 Barry Bearak, “Afghan Says Destruction of Buddhas is Complete,” New York Times, March 12, 2001, http://www.nytimes.com/2001/03/12/world/afghan-says-destruction-of-buddhas-is-complete.html.
 Kate Clark, “The Taliban Minister, The U.S. Envoy and the Warning of September 11 That Was Ignored,” Centre for Research on Globalization, September 7, 2002, http://globalresearch.ca/articles/CLA209A.html.

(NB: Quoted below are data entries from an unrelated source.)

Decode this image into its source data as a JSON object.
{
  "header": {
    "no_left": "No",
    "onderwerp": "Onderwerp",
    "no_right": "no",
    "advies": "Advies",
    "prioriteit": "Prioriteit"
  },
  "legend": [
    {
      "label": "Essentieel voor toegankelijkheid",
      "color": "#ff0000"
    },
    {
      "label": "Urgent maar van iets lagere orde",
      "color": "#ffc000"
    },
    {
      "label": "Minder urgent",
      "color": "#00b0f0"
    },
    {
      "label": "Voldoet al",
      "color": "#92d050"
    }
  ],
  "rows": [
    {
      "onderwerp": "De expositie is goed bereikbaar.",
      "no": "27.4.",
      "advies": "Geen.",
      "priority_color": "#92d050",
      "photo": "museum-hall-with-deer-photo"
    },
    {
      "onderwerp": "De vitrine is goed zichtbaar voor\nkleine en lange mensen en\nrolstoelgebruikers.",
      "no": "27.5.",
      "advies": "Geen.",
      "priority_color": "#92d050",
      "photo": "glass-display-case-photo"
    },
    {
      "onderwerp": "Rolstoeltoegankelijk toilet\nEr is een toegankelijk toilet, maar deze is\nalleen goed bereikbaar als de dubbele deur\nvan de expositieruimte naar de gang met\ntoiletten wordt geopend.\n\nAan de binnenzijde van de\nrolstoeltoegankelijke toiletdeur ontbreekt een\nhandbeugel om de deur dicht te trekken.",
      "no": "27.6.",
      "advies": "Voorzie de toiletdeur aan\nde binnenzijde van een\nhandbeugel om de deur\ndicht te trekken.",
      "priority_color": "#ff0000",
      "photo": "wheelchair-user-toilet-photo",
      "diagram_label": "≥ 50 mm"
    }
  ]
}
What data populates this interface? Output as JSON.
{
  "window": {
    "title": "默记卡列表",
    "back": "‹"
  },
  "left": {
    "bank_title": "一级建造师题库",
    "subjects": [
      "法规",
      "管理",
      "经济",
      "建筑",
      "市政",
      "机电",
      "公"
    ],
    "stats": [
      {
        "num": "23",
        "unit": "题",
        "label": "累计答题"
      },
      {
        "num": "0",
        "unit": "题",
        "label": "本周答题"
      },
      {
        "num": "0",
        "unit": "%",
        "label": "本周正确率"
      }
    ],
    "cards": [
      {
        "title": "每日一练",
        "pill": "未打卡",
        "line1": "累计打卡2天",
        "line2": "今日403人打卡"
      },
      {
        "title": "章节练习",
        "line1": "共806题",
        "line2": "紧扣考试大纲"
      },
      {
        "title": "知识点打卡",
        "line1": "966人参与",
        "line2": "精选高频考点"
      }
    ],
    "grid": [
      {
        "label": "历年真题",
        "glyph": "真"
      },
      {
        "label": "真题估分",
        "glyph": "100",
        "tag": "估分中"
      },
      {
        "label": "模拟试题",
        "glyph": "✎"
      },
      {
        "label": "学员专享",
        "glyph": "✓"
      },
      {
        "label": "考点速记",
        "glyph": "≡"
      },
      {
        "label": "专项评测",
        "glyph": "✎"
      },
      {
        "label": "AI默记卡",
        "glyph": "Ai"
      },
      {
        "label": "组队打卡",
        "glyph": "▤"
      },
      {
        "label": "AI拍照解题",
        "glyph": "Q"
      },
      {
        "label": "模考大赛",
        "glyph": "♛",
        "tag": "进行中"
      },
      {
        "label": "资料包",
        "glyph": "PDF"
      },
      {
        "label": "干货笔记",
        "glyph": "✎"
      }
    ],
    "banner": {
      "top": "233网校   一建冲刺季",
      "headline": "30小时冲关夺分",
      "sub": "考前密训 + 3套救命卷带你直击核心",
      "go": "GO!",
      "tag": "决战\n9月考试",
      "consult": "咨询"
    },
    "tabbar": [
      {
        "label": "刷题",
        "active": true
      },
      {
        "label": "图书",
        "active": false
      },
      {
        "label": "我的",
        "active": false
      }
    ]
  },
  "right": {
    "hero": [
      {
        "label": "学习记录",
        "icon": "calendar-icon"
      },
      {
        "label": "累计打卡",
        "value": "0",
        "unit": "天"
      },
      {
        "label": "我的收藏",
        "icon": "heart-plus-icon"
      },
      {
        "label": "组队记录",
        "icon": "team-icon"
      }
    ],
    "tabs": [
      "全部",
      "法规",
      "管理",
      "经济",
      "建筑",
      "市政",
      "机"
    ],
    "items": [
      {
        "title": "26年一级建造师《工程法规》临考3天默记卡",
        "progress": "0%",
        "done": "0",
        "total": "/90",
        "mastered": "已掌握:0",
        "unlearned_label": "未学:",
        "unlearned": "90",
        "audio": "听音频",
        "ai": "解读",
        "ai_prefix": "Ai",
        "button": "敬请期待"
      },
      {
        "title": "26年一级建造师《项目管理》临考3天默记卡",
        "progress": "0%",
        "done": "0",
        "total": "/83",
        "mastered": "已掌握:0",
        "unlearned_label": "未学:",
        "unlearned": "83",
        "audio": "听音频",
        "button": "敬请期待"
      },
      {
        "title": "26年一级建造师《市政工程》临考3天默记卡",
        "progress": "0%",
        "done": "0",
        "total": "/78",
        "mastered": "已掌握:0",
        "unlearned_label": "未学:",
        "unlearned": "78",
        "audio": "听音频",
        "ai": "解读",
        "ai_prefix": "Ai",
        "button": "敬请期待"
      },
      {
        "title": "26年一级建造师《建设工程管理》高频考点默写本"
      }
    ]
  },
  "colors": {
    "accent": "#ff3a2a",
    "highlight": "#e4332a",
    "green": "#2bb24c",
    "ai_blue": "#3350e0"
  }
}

 Kate Clark, “Taliban ‘Warned US of Huge Attack,’” BBC (London), September 7, 2002, http://news.bbc.co.uk/2/hi/south_asia/2242594.stm.
 Brian Glyn Williams, “Suicide Bombings in Afghanistan,” Jane’s Islamic Affairs Analyst, September 2007, 5, http://www.brianglynwilliams.com/IAA%20suicide.pdf.
 United Nations Office of Drugs and Crime, Afghanistan Opium Survey 2007: Executive Summary, August 2007, http://www.unodc.org/pdf/research/AFG07_ExSum_web.pdf.
 Jon Lee Anderson, “The Taliban’s Opium War,” New Yorker, July 9, 2007, http://www.newyorker.com/reporting/2007/07/09/070709fa_fact_anderson; Gretchen Peters, “How Opium Profits The Taliban,” United States Institute of Peace Peaceworks no. 62, August 2009, http://www.usip.org/files/resources/taliban_opium_1.pdf.
 United Nations Office of Drugs and Crime, Afghanistan Opium Survey 2008: Executive Summary, August 2008, http://www.unodc.org/documents/publications/Afghanistan_Opium_Survey_2008.pdf.
 “Poppy Cultivation: Arms Funding for Taliban,” MERINews, June 25, 2008, http://www.merinews.com/article/poppy-cultivation-arms-funding-for-taliban/136344.shtml; “Afghan Surge Aims to Break Poppy Trade,” UPI, April 29, 2009, http://www.upi.com/Top_News/2009/04/29/Afghan-surge-aims-to-break-poppy-trade/UPI-40031241008160/.
 The Constitution of Afghanistan, n.d., http://www.afghan-web.com/politics/current_constitution.html.
 “Taliban: Winning the War of Words?” International Crisis Group Asia Report no. 158, July 24, 2008, http://www.crisisgroup.org/home/index.cfm?id=5589&l=1.
 See “Afghanistan’s Election Challenges,” International Crisis Group Asia Report no. 171, June 24, 2009, http://www.crisisgroup.org/home/index.cfm?id=6176&l=1.
 “Karzai To Lawmakers: ‘I Might Join the Taliban,’” Associated Press, April 5, 2010, http://www.msnbc.msn.com/id/36178710/.